Security devices

What security devices do you have in place? What is the cost/value of having a panic button, who would respond to it, and is it always manned?


Does everyone who works in the building know how to dial out and call emergency services? Is there a dedicated phone number for use in emergencies? Does everyone answering the phone know who to contact in the event of an emergency in the field?

First aid/emergency equipment

Do you have personal protective equipment available at reception?  Are trained first aiders known throughout the company, and is there always someone first aid trained available? Is other protective equipment available, and is there always someone trained in using and deploying it?
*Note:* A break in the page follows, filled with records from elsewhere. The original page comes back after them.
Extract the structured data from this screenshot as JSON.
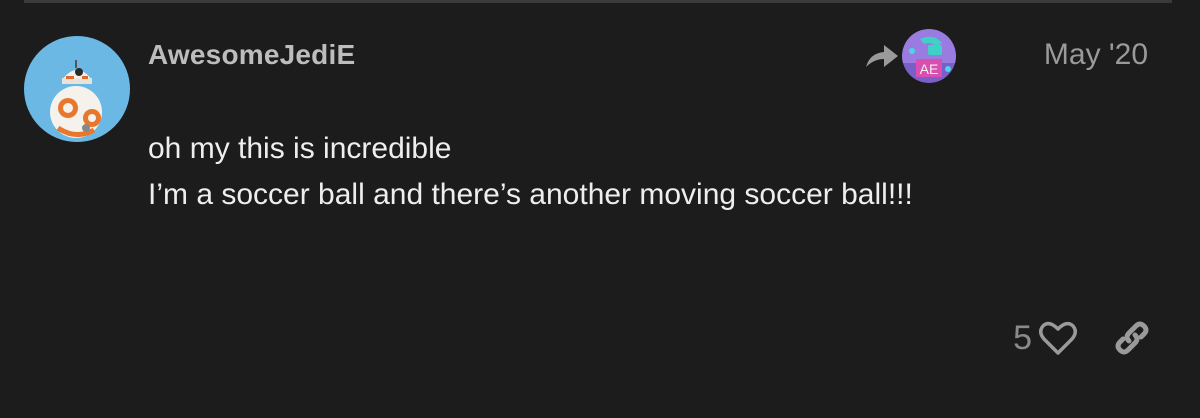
{
  "post": {
    "username": "AwesomeJediE",
    "date": "May '20",
    "lines": [
      "oh my this is incredible",
      "I’m a soccer ball and there’s another moving soccer ball!!!"
    ],
    "reply_to_avatar_text": "AE",
    "like_count": "5"
  },
  "colors": {
    "background": "#1c1c1c",
    "avatar_bg": "#6bb8e4",
    "username": "#bdbdbd",
    "meta": "#9a9a9a"
  },
  "icons": {
    "reply": "reply-arrow-icon",
    "like": "heart-outline-icon",
    "share": "link-icon"
  }
}
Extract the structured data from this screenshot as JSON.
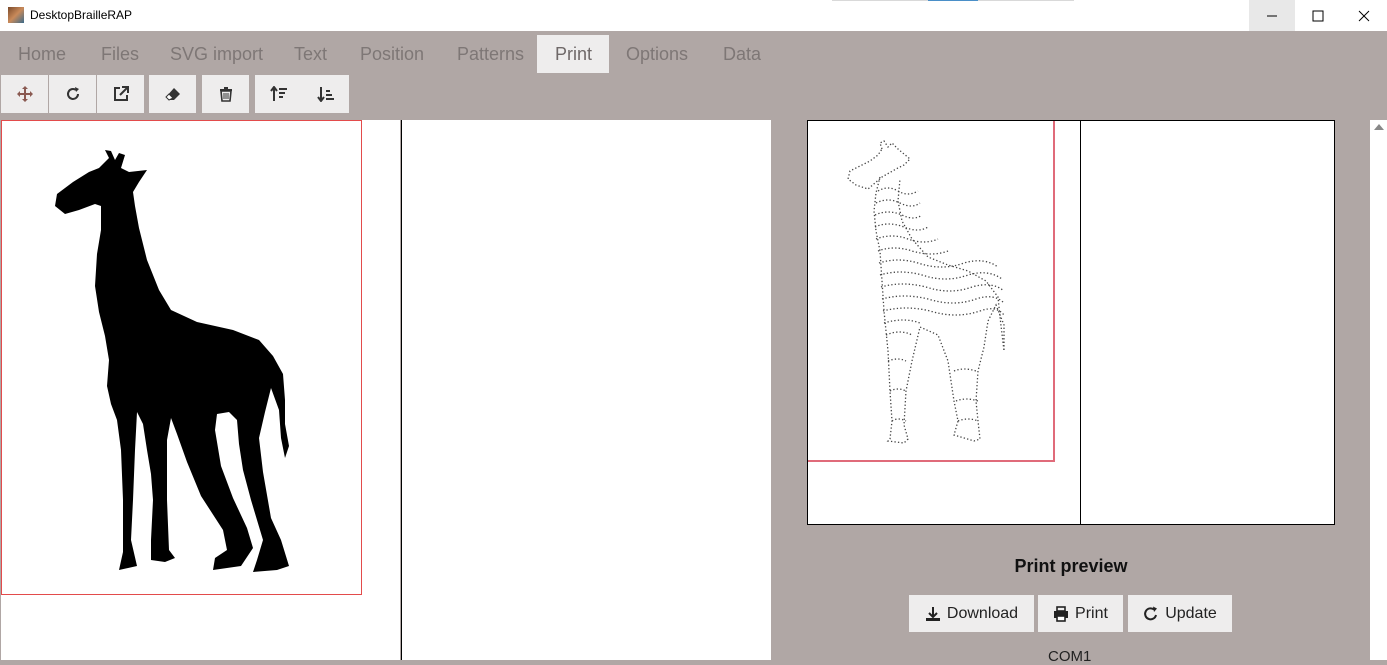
{
  "window": {
    "title": "DesktopBrailleRAP"
  },
  "tabs": [
    "Home",
    "Files",
    "SVG import",
    "Text",
    "Position",
    "Patterns",
    "Print",
    "Options",
    "Data"
  ],
  "active_tab": "Print",
  "toolbar": {
    "icons": [
      "move-icon",
      "refresh-icon",
      "external-link-icon",
      "eraser-icon",
      "trash-icon",
      "sort-ascending-icon",
      "sort-descending-icon"
    ]
  },
  "preview": {
    "title": "Print preview",
    "buttons": {
      "download": "Download",
      "print": "Print",
      "update": "Update"
    },
    "port": "COM1"
  },
  "colors": {
    "background": "#b0a7a5",
    "frame": "#e34b4b",
    "button": "#eeeded"
  }
}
Have you ensured your news crews/representatives understand the responsibility they have to not publicise information (geographical, logistical, personal) that might compromise the safety of those involved in covering major stories as they unfold? Are receptionists, colleagues on the news desks briefed with regard to their role in the safety fabric – what they should or shouldn’t say and who they should contact in case of concern? Does everyone know if a crisis management plan exists, even if they don’t need to know the contents?

Alert systems

Are there simple ways of monitoring social media to see if your organisation is being spoken about in a way which may raise its risk profile? Are there organisations who can undertake such monitoring on behalf of media at a reasonable cost or are there ways for media to collaborate on such early warning alert systems?

This advice should be seen as complementary to, not a substitute for, your organisation’s risk assessment, training and contingency plans.

INSI works with members to ensure journalists are able to do their jobs safely wherever and whenever they work, providing practical information about how to plan, prepare and respond to threats. If you want to join INSI please get in touch at [email protected]

Image by AFP